Directions: Your reply should be one number, which is how many lines in the listing below contain "subtitle".

Dataset:
::::

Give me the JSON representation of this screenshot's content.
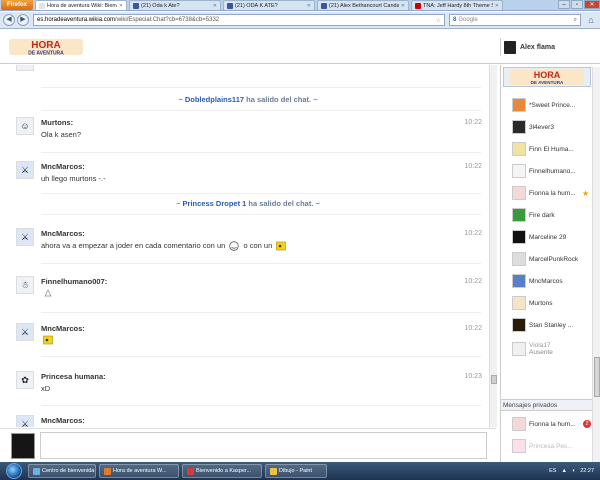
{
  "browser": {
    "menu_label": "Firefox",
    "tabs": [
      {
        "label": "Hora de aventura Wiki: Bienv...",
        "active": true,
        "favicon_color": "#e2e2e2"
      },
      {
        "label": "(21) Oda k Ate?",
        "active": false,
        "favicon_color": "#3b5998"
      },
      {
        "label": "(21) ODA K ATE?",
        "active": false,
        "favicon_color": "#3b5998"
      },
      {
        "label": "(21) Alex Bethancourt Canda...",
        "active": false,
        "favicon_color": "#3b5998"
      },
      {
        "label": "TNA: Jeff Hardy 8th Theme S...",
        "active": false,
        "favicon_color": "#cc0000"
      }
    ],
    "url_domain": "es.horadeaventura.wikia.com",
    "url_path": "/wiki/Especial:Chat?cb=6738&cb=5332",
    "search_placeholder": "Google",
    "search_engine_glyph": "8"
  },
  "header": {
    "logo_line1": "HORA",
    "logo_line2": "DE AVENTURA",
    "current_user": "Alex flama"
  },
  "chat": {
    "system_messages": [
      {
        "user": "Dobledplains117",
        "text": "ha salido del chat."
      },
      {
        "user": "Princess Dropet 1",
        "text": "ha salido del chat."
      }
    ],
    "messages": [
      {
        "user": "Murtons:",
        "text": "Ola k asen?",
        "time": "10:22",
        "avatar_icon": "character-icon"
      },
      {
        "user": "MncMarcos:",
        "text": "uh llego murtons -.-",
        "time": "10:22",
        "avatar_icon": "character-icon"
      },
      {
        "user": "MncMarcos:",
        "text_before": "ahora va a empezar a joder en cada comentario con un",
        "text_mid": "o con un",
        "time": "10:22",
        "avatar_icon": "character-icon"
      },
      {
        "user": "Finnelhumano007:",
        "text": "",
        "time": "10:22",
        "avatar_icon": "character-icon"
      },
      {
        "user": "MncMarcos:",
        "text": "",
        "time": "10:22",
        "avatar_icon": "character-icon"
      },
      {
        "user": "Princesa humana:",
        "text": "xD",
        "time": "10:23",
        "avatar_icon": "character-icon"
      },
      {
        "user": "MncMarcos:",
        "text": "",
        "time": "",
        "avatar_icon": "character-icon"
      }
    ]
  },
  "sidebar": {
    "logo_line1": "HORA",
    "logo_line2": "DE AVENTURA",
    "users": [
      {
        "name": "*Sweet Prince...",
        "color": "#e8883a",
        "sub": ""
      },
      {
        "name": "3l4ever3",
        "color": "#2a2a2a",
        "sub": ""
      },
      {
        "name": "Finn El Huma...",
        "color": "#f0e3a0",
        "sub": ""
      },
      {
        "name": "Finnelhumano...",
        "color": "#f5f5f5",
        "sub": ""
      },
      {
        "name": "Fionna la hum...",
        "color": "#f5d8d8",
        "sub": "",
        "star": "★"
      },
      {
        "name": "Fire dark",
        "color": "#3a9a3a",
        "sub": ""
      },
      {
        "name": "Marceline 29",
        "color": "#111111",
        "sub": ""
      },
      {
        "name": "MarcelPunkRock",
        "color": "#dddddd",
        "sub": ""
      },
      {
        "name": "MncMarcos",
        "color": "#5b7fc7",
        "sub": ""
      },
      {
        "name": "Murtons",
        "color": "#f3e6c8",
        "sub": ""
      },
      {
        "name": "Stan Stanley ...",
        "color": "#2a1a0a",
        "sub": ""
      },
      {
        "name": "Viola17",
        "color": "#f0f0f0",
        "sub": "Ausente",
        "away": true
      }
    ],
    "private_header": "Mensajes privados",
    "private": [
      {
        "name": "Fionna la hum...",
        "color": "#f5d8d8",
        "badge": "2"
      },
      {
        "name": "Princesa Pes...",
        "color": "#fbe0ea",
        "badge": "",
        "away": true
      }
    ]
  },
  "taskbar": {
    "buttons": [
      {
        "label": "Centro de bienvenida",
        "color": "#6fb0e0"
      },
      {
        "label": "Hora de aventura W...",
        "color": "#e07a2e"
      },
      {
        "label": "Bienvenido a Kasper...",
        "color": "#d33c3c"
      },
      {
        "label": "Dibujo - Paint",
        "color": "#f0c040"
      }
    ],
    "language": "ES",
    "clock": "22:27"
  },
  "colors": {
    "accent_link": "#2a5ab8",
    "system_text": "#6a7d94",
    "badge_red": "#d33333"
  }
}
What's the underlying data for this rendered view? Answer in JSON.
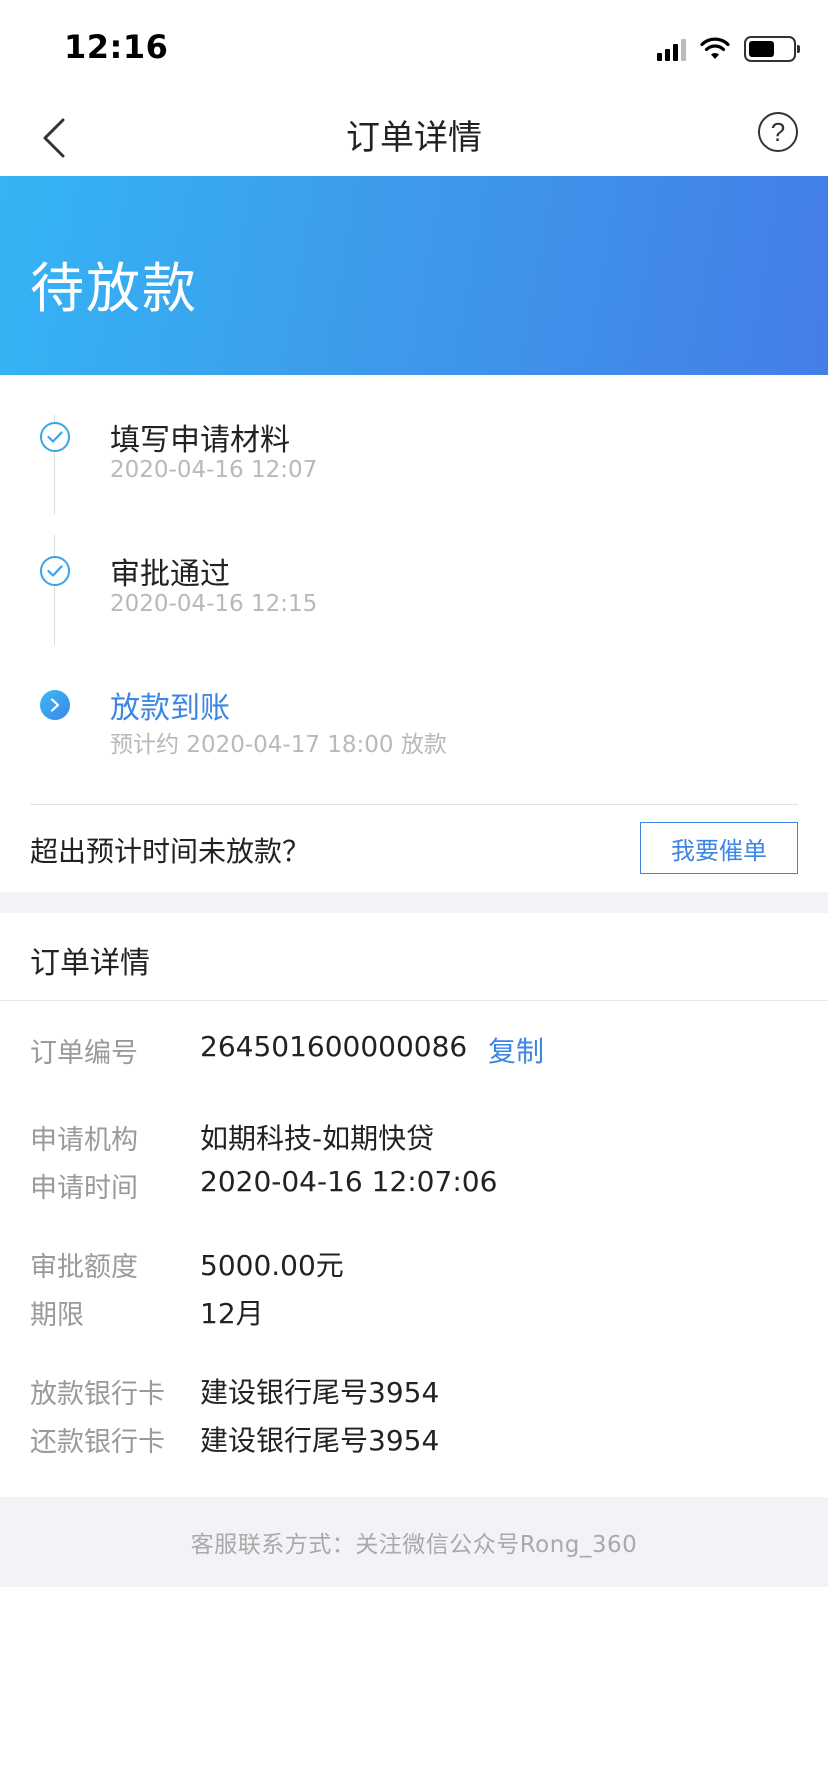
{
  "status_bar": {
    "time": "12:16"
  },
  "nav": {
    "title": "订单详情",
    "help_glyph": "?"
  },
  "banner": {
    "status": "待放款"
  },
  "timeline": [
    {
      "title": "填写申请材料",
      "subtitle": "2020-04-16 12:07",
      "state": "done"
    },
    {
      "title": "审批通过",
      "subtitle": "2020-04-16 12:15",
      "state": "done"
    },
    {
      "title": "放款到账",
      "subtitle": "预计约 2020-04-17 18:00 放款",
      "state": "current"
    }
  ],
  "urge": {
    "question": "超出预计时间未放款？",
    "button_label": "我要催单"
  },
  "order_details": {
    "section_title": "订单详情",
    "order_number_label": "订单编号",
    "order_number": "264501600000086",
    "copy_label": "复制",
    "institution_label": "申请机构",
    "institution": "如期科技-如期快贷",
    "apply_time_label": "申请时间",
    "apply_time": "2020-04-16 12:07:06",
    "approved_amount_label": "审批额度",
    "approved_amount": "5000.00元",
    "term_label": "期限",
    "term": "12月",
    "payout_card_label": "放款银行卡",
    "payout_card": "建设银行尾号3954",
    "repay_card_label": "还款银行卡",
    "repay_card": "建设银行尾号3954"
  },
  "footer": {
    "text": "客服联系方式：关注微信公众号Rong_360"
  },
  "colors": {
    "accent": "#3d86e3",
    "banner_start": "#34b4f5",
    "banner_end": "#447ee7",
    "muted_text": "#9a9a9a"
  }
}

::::

Solution: 3